To ensure that no fungus spores remain, treat the cut roots with a fungicide solution.
Prune the Plant
You’ll also need to prune the foliage heavily for plants with 50% percent damage or more. However, minor damage requires far less butchering.
Cut away any leaves that are heavily diseased (i.e., Mushy or wilted).
For more heavily damaged plants, you’ll also want to remove any yellowed leaves and older ones (those outside the plant).
If the plant lost 50 to 75% percent of its roots, you’d need to prune away as much as ⅓ of the foliage.
Remember to sterilize after each cut and put all of your scraps in a sealable plastic bag so they won’t cross-contaminate any other nearby plants.
Finally, if your snake plant is flowering, you’ll want to cut the flower stalk.
This helps the plant conserve nutrients and will reduce the amount of stress caused by losing so much foliage at once.
Sterilize the Healthy Roots
There are two ways to do this: dipping in a fungicide or dipping in a bleach solution.
If doing bleach, go with 1 part bleach to 10 parts water and soak for 20 to 30 minutes.
Then, allow the plant a day or two to air dry (you won’t have to do this with a fungicide dip).

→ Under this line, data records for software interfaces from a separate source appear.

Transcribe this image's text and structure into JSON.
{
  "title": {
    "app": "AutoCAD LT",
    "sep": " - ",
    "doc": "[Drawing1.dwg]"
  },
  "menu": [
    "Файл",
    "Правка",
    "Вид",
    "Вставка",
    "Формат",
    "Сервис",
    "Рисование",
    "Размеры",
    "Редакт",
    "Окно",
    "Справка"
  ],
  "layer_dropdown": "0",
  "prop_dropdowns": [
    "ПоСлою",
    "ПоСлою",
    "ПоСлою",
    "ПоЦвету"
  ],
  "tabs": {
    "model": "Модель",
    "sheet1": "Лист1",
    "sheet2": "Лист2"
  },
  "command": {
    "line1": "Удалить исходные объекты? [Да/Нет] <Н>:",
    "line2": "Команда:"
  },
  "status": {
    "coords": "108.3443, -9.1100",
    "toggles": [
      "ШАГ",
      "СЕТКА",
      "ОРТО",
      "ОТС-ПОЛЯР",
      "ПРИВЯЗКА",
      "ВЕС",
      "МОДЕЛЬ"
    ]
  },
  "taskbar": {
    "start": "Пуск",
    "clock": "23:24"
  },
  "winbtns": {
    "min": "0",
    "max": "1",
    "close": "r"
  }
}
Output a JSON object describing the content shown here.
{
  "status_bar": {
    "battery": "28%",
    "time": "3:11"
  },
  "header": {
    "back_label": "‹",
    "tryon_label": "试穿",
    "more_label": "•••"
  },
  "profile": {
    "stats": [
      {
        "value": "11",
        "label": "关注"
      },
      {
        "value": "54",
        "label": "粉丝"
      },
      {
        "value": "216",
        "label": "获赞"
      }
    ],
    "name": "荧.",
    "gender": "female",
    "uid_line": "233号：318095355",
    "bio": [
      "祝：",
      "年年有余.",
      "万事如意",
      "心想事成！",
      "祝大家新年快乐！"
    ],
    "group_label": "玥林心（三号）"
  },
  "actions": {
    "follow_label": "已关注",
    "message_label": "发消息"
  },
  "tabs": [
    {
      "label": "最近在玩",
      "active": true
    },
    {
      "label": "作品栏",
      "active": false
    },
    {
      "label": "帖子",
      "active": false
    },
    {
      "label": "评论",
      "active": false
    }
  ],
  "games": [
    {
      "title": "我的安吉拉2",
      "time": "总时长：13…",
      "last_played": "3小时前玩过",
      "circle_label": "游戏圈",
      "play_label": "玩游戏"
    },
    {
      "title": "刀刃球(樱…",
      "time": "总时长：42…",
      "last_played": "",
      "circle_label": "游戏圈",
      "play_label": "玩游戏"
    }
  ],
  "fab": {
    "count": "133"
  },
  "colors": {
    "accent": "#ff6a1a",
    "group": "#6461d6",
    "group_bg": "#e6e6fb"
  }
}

You can also add mycorrhizae treatment, powdered cinnamon, or sulfur powder to the roots to help prevent fungal growth.
The final step is essential, as your plant will be heavily stressed and highly susceptible to disease and pests for a while.
Use a sterile new pot or the old pot; however, when reusing the same pot, make sure to clean it thoroughly with a disinfectant bleach solution to eliminate any bacteria and fungi, and add fresh potting mix.
When choosing soil, pick well-draining potting soil with a mixture of cactus soil and compost. Be sure to amend the soil with aggregate to ensure it drains well and only use a container with suitable drainage holes.
Have a moderately watering schedule, and don’t use any fertilizer during this period. Also, avoid direct sunlight.
Pro Tip: Place a ½ to 1″ inch layer of gravel or aquarium stones in the bottom of the pot before adding your soil. This gives an extra buffer zone in case of overwatering.
Step 3: Prevention
As mentioned in the first step, root rot is almost always the result of a care issue.
Always use the soak-and-dry method when watering, and use a fresh potting medium every time you repot the plant.
Even with proper watering, poor soil drainage can cause too much moisture in the soil and hinder the roots from absorbing it effectively.
Only buy potting soil from reputable companies (Miracle-Gro is perhaps the best choice for those with a low budget and an excellent reputation).
Companies selling cheap mixes will often skip proper sterilization steps to keep their costs down.
Also, always keep your tools sterilized before, during, and after any pruning. Also, wash your hands between plants to keep the risk of cross-contamination minimal.